::: The records :::
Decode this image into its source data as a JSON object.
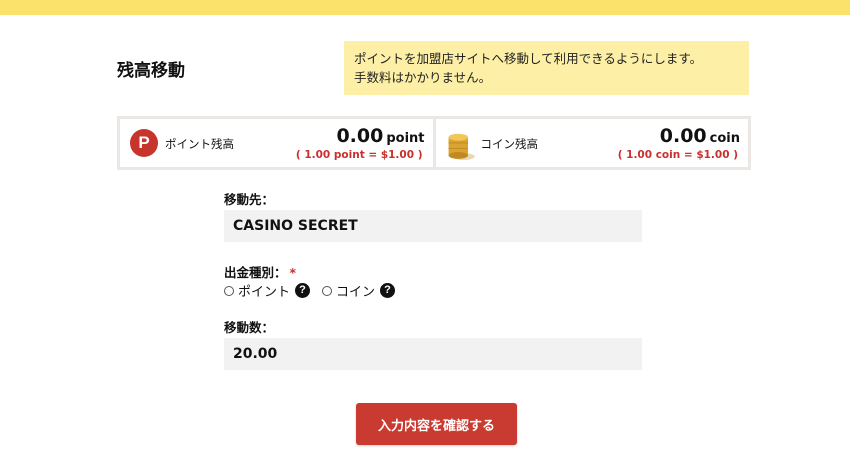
{
  "page_title": "残高移動",
  "info": {
    "line1": "ポイントを加盟店サイトへ移動して利用できるようにします。",
    "line2": "手数料はかかりません。"
  },
  "balances": {
    "point": {
      "icon_letter": "P",
      "label": "ポイント残高",
      "value": "0.00",
      "unit": "point",
      "rate": "( 1.00 point = $1.00 )"
    },
    "coin": {
      "label": "コイン残高",
      "value": "0.00",
      "unit": "coin",
      "rate": "( 1.00 coin = $1.00 )"
    }
  },
  "form": {
    "destination_label": "移動先：",
    "destination_value": "CASINO SECRET",
    "withdraw_type_label": "出金種別：",
    "required_mark": "*",
    "options": [
      {
        "label": "ポイント",
        "help": "?"
      },
      {
        "label": "コイン",
        "help": "?"
      }
    ],
    "amount_label": "移動数：",
    "amount_value": "20.00",
    "submit_label": "入力内容を確認する"
  },
  "colors": {
    "top_bar": "#fbe26a",
    "info_bg": "#fdf0a6",
    "accent_red": "#c93a30"
  }
}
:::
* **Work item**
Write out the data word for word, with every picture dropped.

* **Response area**
Decode this image into its source data as a JSON object.
{
  "page_title": "残高移動",
  "info": {
    "line1": "ポイントを加盟店サイトへ移動して利用できるようにします。",
    "line2": "手数料はかかりません。"
  },
  "balances": {
    "point": {
      "icon_letter": "P",
      "label": "ポイント残高",
      "value": "0.00",
      "unit": "point",
      "rate": "( 1.00 point = $1.00 )"
    },
    "coin": {
      "label": "コイン残高",
      "value": "0.00",
      "unit": "coin",
      "rate": "( 1.00 coin = $1.00 )"
    }
  },
  "form": {
    "destination_label": "移動先：",
    "destination_value": "CASINO SECRET",
    "withdraw_type_label": "出金種別：",
    "required_mark": "*",
    "options": [
      {
        "label": "ポイント",
        "help": "?"
      },
      {
        "label": "コイン",
        "help": "?"
      }
    ],
    "amount_label": "移動数：",
    "amount_value": "20.00",
    "submit_label": "入力内容を確認する"
  },
  "colors": {
    "top_bar": "#fbe26a",
    "info_bg": "#fdf0a6",
    "accent_red": "#c93a30"
  }
}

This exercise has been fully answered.